Give every line from the entries that contains "screenshot".
INFORMATION SUPPLIED: Begin
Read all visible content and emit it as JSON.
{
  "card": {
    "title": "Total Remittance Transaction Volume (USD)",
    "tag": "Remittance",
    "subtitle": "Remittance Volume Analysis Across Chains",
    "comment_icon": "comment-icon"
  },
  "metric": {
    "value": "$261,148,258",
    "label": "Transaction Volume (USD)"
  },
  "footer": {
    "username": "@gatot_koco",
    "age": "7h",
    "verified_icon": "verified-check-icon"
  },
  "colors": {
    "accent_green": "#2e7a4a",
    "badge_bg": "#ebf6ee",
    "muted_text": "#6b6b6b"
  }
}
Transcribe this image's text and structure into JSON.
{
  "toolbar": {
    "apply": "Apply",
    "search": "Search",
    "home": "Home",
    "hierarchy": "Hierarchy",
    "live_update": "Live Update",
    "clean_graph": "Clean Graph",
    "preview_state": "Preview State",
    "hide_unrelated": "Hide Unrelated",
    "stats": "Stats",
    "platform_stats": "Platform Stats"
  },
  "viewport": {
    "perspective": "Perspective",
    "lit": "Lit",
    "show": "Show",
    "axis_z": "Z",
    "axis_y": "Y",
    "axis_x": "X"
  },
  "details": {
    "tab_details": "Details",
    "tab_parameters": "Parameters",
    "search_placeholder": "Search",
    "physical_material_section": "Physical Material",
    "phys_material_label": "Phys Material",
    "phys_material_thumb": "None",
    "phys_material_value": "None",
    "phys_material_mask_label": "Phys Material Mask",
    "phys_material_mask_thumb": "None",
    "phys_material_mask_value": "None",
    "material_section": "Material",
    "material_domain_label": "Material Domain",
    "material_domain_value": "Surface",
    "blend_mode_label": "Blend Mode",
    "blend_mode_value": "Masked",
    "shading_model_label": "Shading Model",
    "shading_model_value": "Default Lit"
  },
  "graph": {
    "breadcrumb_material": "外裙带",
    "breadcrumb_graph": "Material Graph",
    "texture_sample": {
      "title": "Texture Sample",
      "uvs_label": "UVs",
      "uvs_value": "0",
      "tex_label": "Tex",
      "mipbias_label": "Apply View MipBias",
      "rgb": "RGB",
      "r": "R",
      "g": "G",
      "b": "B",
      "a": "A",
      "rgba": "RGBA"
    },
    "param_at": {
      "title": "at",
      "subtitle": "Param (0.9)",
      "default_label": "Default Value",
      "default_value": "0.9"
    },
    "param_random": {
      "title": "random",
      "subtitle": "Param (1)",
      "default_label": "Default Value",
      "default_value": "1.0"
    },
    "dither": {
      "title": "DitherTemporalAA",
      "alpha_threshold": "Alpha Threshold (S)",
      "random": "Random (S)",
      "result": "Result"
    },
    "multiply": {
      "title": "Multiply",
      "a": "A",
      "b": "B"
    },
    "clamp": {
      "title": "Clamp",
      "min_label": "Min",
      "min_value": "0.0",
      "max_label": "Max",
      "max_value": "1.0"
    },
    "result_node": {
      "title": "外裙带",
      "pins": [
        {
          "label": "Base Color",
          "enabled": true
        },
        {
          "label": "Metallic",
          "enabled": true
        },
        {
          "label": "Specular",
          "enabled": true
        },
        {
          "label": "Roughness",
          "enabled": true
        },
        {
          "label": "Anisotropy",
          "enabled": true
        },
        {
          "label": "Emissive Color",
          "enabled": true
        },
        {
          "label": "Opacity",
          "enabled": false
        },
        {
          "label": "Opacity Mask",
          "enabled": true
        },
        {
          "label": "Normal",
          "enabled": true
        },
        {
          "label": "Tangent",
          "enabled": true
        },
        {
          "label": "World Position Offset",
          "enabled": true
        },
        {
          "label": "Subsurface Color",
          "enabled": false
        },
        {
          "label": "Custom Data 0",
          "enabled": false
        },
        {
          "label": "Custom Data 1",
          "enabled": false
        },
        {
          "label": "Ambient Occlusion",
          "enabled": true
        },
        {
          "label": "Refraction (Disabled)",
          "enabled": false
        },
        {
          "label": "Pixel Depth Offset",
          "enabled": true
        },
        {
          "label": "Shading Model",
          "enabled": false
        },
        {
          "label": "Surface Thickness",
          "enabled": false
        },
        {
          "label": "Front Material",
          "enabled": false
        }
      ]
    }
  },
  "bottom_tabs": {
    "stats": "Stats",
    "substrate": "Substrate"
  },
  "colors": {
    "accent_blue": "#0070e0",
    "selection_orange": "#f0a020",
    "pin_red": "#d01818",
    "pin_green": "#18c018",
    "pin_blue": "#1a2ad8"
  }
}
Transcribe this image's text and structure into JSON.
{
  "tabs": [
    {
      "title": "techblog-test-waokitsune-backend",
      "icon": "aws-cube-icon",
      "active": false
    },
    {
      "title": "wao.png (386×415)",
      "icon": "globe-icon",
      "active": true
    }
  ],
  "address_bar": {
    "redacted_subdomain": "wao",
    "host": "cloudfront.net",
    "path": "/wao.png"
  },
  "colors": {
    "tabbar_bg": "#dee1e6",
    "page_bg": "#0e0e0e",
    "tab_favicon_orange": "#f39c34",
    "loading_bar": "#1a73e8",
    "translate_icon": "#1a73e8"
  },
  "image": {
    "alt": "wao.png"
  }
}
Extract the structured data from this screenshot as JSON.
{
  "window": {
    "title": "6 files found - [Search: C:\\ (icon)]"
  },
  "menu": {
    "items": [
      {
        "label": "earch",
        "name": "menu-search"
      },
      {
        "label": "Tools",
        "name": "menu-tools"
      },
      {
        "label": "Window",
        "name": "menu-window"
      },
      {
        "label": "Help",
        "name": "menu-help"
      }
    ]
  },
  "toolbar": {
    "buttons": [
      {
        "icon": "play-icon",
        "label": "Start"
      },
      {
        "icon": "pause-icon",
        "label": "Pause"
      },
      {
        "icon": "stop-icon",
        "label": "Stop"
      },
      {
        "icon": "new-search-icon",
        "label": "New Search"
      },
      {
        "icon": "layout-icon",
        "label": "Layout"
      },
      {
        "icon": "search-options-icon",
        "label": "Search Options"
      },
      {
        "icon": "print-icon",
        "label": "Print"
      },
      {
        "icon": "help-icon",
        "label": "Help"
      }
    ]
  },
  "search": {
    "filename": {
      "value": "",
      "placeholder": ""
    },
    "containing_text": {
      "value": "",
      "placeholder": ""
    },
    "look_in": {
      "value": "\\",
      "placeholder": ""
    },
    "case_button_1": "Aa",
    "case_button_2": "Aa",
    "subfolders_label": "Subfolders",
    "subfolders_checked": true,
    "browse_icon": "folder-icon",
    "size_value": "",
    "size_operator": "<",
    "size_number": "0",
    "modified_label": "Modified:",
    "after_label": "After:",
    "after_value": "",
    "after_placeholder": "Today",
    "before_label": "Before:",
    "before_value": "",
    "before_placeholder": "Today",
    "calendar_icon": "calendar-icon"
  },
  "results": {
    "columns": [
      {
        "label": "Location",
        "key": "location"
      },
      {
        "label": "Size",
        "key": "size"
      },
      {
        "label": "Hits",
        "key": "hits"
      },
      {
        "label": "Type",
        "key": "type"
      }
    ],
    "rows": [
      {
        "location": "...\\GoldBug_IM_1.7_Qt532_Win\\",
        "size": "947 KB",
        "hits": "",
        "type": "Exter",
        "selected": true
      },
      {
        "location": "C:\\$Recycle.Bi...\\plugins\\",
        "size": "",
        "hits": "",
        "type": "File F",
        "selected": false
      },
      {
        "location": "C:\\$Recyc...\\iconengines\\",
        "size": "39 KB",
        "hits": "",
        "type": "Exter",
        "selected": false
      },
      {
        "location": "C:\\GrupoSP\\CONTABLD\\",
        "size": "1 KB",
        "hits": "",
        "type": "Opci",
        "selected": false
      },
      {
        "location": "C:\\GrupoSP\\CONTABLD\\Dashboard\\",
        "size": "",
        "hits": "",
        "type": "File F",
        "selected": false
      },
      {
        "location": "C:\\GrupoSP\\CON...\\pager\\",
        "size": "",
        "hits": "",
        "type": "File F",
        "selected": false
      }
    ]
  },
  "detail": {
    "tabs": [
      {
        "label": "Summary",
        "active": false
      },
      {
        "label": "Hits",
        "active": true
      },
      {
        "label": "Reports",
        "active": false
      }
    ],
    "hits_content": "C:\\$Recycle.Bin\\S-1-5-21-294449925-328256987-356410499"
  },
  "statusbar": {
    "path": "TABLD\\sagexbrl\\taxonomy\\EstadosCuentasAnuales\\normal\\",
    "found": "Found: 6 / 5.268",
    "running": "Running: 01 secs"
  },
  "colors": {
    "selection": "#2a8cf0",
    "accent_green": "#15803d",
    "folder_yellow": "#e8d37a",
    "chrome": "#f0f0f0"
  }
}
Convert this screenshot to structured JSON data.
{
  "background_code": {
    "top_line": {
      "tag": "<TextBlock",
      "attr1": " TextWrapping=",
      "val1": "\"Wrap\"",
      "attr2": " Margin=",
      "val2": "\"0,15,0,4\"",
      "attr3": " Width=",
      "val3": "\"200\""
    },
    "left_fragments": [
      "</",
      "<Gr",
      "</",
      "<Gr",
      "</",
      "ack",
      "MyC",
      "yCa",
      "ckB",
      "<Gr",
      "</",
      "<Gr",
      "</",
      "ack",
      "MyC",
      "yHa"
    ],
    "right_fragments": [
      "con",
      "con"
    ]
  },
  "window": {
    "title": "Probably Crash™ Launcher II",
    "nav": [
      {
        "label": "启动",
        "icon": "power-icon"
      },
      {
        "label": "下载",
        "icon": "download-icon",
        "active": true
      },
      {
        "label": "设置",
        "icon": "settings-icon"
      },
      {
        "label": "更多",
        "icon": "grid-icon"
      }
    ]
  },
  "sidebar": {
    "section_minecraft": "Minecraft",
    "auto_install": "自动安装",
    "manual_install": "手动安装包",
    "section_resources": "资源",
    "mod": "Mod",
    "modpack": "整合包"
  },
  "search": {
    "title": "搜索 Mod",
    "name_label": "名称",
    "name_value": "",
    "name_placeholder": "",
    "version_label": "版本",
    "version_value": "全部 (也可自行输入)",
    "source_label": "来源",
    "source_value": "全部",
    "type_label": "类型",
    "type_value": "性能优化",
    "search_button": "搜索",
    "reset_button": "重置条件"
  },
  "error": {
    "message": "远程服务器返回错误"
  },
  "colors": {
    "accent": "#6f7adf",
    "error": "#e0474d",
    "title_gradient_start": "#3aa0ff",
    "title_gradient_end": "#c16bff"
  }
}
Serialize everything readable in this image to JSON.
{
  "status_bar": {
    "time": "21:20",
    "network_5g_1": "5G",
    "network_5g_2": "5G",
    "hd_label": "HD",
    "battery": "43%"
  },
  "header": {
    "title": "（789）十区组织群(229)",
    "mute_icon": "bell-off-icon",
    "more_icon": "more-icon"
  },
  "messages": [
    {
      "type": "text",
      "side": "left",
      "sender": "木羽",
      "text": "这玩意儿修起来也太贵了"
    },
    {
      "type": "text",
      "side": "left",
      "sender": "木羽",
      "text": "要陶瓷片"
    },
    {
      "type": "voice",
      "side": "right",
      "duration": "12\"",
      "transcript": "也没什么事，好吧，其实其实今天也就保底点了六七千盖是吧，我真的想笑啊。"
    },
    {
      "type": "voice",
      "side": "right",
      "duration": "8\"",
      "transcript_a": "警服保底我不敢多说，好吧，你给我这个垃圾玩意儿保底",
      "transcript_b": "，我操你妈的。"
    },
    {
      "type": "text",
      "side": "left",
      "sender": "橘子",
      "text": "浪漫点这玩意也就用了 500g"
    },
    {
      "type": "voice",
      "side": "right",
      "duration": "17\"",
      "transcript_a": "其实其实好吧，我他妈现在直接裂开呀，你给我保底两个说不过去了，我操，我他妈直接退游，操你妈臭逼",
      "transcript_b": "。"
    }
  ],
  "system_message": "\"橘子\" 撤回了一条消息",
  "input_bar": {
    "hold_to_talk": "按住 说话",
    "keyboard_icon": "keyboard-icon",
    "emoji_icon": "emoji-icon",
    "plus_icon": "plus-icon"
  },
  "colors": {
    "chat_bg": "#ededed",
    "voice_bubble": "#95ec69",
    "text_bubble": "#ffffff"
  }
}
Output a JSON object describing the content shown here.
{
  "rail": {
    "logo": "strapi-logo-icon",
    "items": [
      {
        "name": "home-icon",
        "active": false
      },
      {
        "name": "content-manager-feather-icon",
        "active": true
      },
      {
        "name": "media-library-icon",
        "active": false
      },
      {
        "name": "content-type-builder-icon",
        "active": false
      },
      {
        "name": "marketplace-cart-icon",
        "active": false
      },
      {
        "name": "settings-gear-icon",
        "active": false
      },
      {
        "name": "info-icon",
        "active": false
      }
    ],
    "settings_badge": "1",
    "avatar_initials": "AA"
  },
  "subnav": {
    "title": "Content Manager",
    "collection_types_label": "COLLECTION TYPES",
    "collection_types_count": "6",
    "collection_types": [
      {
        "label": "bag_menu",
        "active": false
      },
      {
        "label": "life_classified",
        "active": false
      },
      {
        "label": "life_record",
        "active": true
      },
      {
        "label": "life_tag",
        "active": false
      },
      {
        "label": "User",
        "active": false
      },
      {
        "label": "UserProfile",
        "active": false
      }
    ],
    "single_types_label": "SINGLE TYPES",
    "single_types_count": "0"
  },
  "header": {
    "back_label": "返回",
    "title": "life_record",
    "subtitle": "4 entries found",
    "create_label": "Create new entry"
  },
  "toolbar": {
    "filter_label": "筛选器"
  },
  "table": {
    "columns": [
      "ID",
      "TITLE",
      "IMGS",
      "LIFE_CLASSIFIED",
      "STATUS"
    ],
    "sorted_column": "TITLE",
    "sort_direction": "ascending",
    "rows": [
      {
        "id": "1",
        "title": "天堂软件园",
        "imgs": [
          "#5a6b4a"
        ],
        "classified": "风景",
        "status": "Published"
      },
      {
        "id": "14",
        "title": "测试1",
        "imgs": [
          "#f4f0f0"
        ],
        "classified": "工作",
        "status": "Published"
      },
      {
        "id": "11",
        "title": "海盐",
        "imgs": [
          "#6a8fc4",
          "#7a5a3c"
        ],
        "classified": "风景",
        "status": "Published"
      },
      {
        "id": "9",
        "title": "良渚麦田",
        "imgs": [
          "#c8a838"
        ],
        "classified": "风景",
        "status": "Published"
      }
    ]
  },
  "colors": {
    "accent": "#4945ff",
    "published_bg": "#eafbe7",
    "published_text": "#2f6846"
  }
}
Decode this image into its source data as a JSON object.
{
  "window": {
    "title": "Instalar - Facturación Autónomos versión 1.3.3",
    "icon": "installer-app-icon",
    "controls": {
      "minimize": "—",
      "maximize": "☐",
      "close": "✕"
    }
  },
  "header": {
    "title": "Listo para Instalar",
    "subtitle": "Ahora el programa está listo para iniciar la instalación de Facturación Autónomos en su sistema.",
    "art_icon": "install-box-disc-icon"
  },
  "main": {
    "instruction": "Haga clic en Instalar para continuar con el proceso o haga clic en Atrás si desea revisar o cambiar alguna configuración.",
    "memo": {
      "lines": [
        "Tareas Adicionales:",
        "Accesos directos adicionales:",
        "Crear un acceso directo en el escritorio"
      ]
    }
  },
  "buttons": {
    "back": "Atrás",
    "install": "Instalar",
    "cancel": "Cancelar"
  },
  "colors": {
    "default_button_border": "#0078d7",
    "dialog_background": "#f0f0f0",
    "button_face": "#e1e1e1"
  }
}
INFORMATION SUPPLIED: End
RESULT OF THE TASK ->
Extract the structured data from this screenshot as JSON.
Convert this screenshot to structured JSON data.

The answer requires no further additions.